Your instructions:
Report every line of the records below that includes the string "title".
+ + + + + + +
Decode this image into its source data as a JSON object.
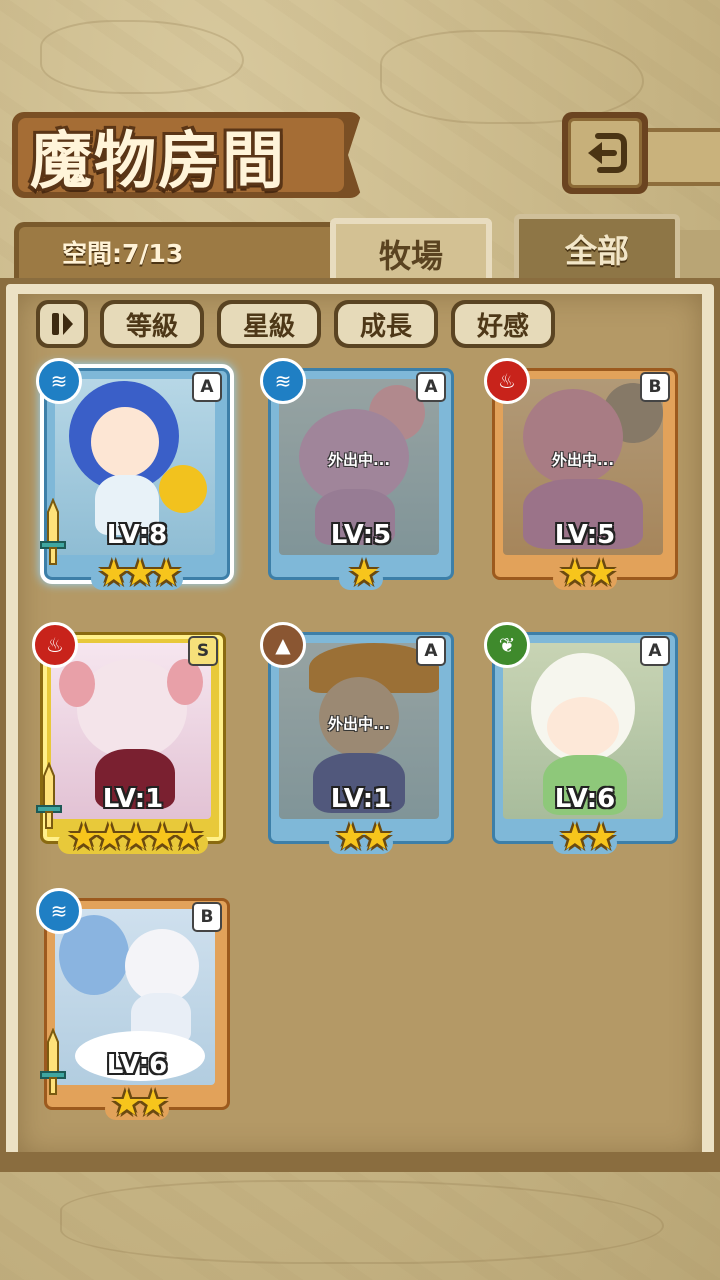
{
  "header": {
    "title": "魔物房間"
  },
  "space": {
    "label": "空間:7/13"
  },
  "tabs": [
    {
      "label": "牧場",
      "active": true
    },
    {
      "label": "全部",
      "active": false
    }
  ],
  "filters": [
    {
      "label": "等級"
    },
    {
      "label": "星級"
    },
    {
      "label": "成長"
    },
    {
      "label": "好感"
    }
  ],
  "monsters": [
    {
      "level": "LV:8",
      "rank": "A",
      "element": "water-icon",
      "stars": "★★★",
      "status": ""
    },
    {
      "level": "LV:5",
      "rank": "A",
      "element": "water-icon",
      "stars": "★",
      "status": "外出中..."
    },
    {
      "level": "LV:5",
      "rank": "B",
      "element": "fire-icon",
      "stars": "★★",
      "status": "外出中..."
    },
    {
      "level": "LV:1",
      "rank": "S",
      "element": "fire-icon",
      "stars": "★★★★★",
      "status": ""
    },
    {
      "level": "LV:1",
      "rank": "A",
      "element": "earth-icon",
      "stars": "★★",
      "status": "外出中..."
    },
    {
      "level": "LV:6",
      "rank": "A",
      "element": "wood-icon",
      "stars": "★★",
      "status": ""
    },
    {
      "level": "LV:6",
      "rank": "B",
      "element": "water-icon",
      "stars": "★★",
      "status": ""
    }
  ],
  "colors": {
    "accent": "#a56d35",
    "water": "#1f7fc4",
    "fire": "#c8231b",
    "earth": "#8a5632",
    "wood": "#3f8a2c",
    "star": "#f7c51c"
  }
}
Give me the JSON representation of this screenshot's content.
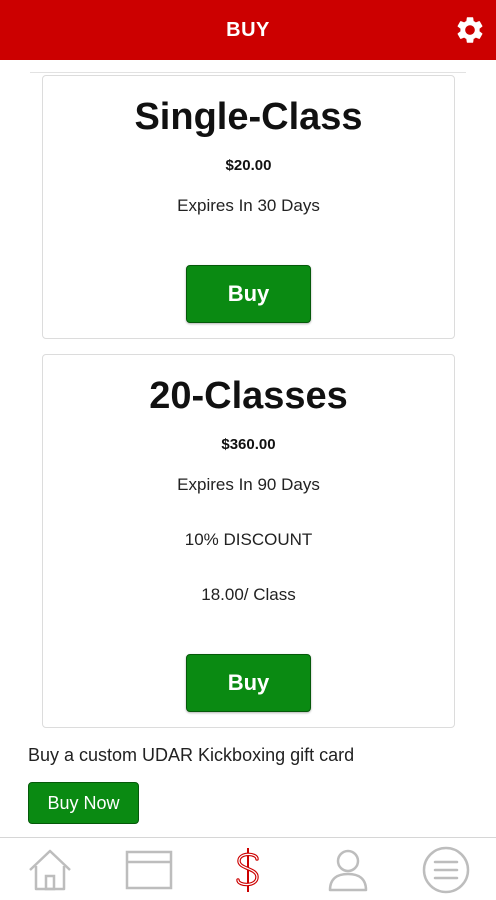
{
  "header": {
    "title": "BUY",
    "settings_icon": "gear-icon",
    "background": "#cc0000"
  },
  "packages": [
    {
      "title": "Single-Class",
      "price": "$20.00",
      "details": [
        "Expires In 30 Days"
      ],
      "button_label": "Buy"
    },
    {
      "title": "20-Classes",
      "price": "$360.00",
      "details": [
        "Expires In 90 Days",
        "10% DISCOUNT",
        "18.00/ Class"
      ],
      "button_label": "Buy"
    }
  ],
  "gift": {
    "text": "Buy a custom UDAR Kickboxing gift card",
    "button_label": "Buy Now"
  },
  "nav": {
    "items": [
      {
        "icon": "home-icon",
        "active": false
      },
      {
        "icon": "calendar-icon",
        "active": false
      },
      {
        "icon": "dollar-icon",
        "active": true
      },
      {
        "icon": "user-icon",
        "active": false
      },
      {
        "icon": "menu-icon",
        "active": false
      }
    ]
  },
  "colors": {
    "accent": "#cc0000",
    "button": "#0a8a12",
    "nav_inactive": "#bdbdbd"
  }
}
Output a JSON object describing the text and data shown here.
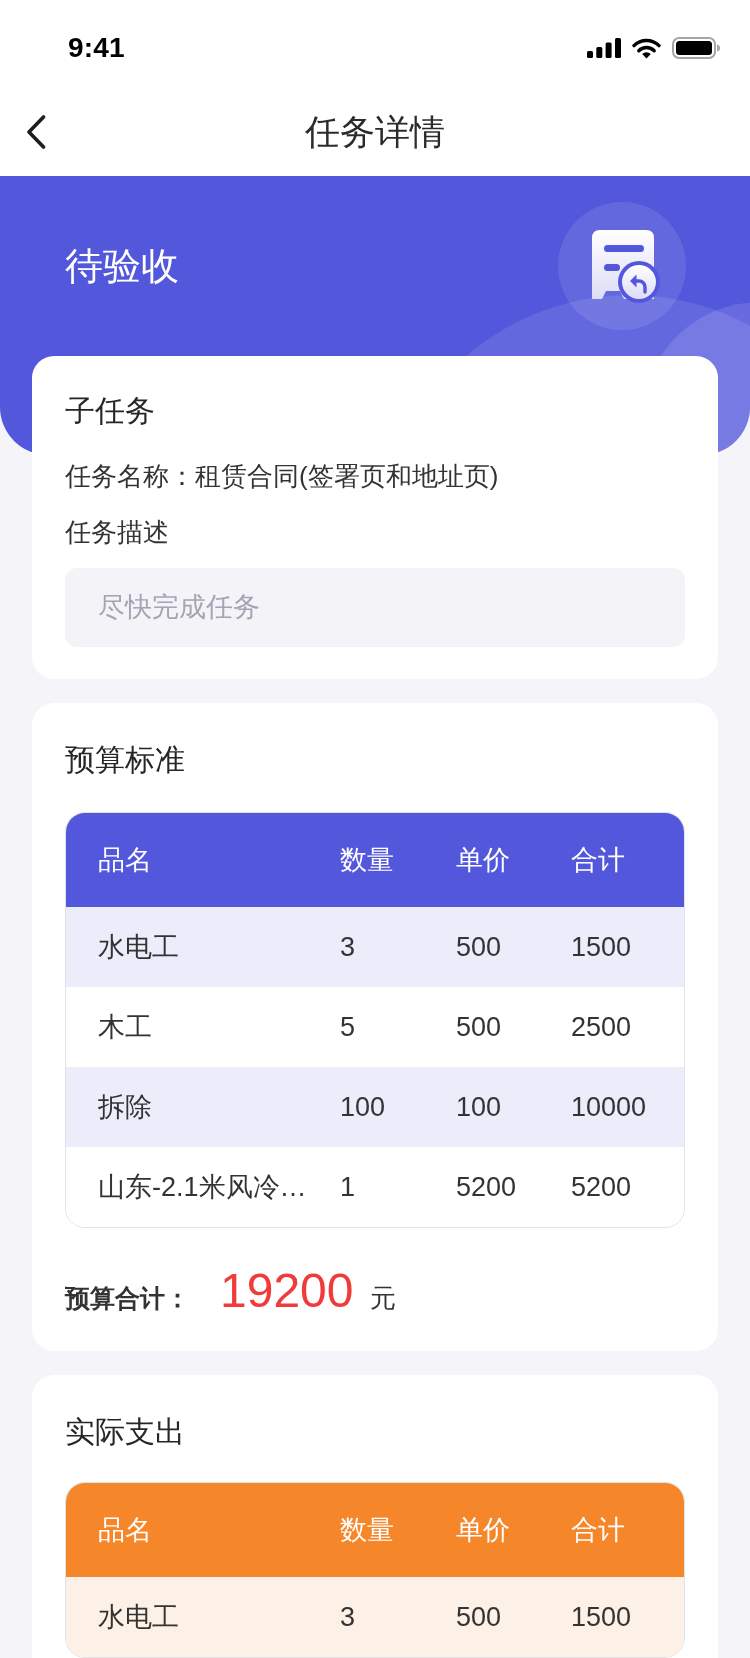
{
  "status_bar": {
    "time": "9:41"
  },
  "nav": {
    "title": "任务详情"
  },
  "header": {
    "status": "待验收"
  },
  "subtask": {
    "title": "子任务",
    "name_label": "任务名称：",
    "name": "租赁合同(签署页和地址页)",
    "description_label": "任务描述",
    "description": {
      "placeholder": "尽快完成任务"
    }
  },
  "budget": {
    "title": "预算标准",
    "table": {
      "columns": [
        "品名",
        "数量",
        "单价",
        "合计"
      ],
      "rows": [
        [
          "水电工",
          "3",
          "500",
          "1500"
        ],
        [
          "木工",
          "5",
          "500",
          "2500"
        ],
        [
          "拆除",
          "100",
          "100",
          "10000"
        ],
        [
          "山东-2.1米风冷…",
          "1",
          "5200",
          "5200"
        ]
      ]
    },
    "total_label": "预算合计：",
    "total": "19200",
    "unit": "元"
  },
  "actual": {
    "title": "实际支出",
    "table": {
      "columns": [
        "品名",
        "数量",
        "单价",
        "合计"
      ],
      "rows": [
        [
          "水电工",
          "3",
          "500",
          "1500"
        ]
      ]
    }
  }
}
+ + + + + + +
Expected answer:
    "title": "魔物房間"
    "title": "BUY",
      "title": "Single-Class",
      "title": "20-Classes",
    "title": "任务详情"
    "title": "子任务",
    "title": "预算标准",
    "title": "实际支出",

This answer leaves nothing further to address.